Fundraising regulations move towards some uniformity
Assistant Minister for Competition, Charities and Treasury Andrew Leigh announced in February a set of sixteen nationally uniform fundraising principles developed by a Working Group of all states and territories, designed to reduce compliance costs for charities (which are estimated currently to exceed $1 million per month) and recognise changes in fundraising practice, from in person to online.
The purpose behind these principles is to provide charities and donors with a clear understanding of appropriate conduct, while still allowing for flexibility as to how charities achieve compliance.
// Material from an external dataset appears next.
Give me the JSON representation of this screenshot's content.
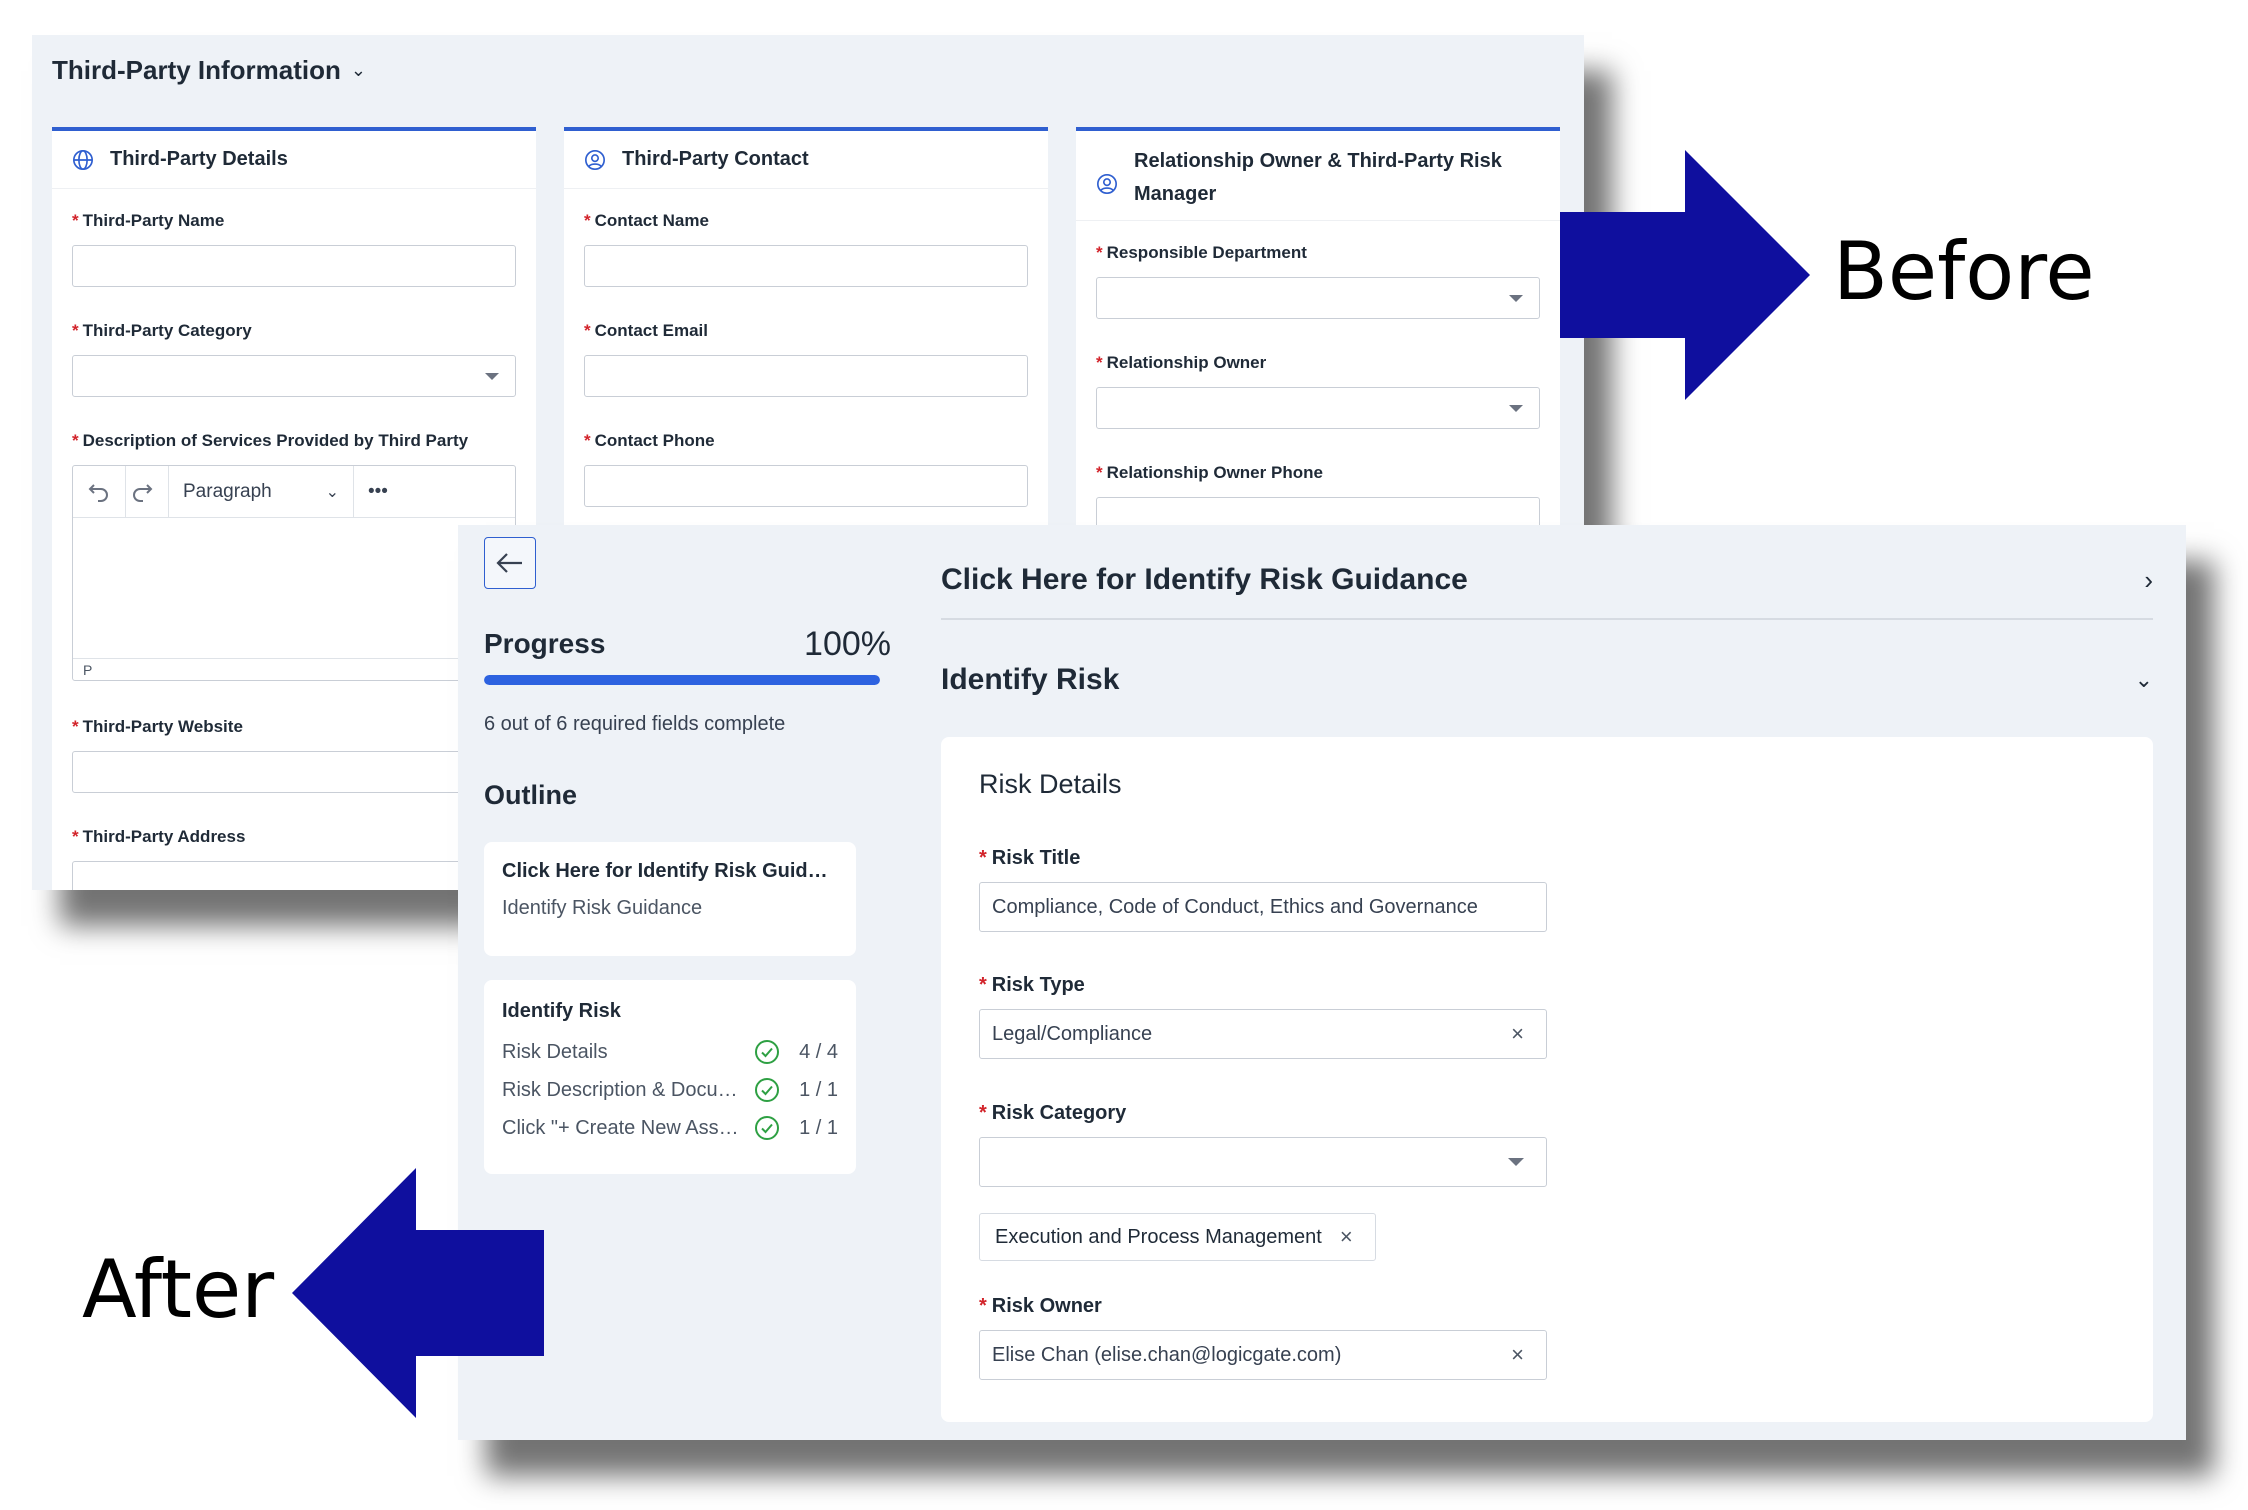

Regulatory guidance to support the principles will be developed in collaboration with the charitable fundraising sector. That guidance has not yet been released.
The principles relate to ethical conducting of fundraising activities, due diligence, accurate reporting and record-keeping, complaints handling, privacy and remuneration. As the new principles do not address licencing, it may be presumed the current rules regarding the requirement to obtain an authority to conduct fundraising appeals will remain unchanged.
Each participating jurisdiction will release an implementation plan by July 2023 explaining how it will give effect to the principles through regulatory changes or legislation. Minister Leigh does not anticipate that the new rules will face hurdles passing their respective parliaments.
Until these principles are adopted, charities will need to continue complying with their current legislation, which in NSW, comprises the Charitable Fundraising Act 1991/Charitable Fundraising Regulation 2021,or, if ACNC registered, the ACNC Act.
Leigh says these principles will not expand the remit of the ACNC, meaning charities will not owe duplicate reporting obligations to ACNC and their state regulator ie NSW Fair Trading (and equivalent bodies in the other States/Territories regulating fundraising).
Shakvaan Wijetunga, Law Clerk
Josephine Heesh, Partner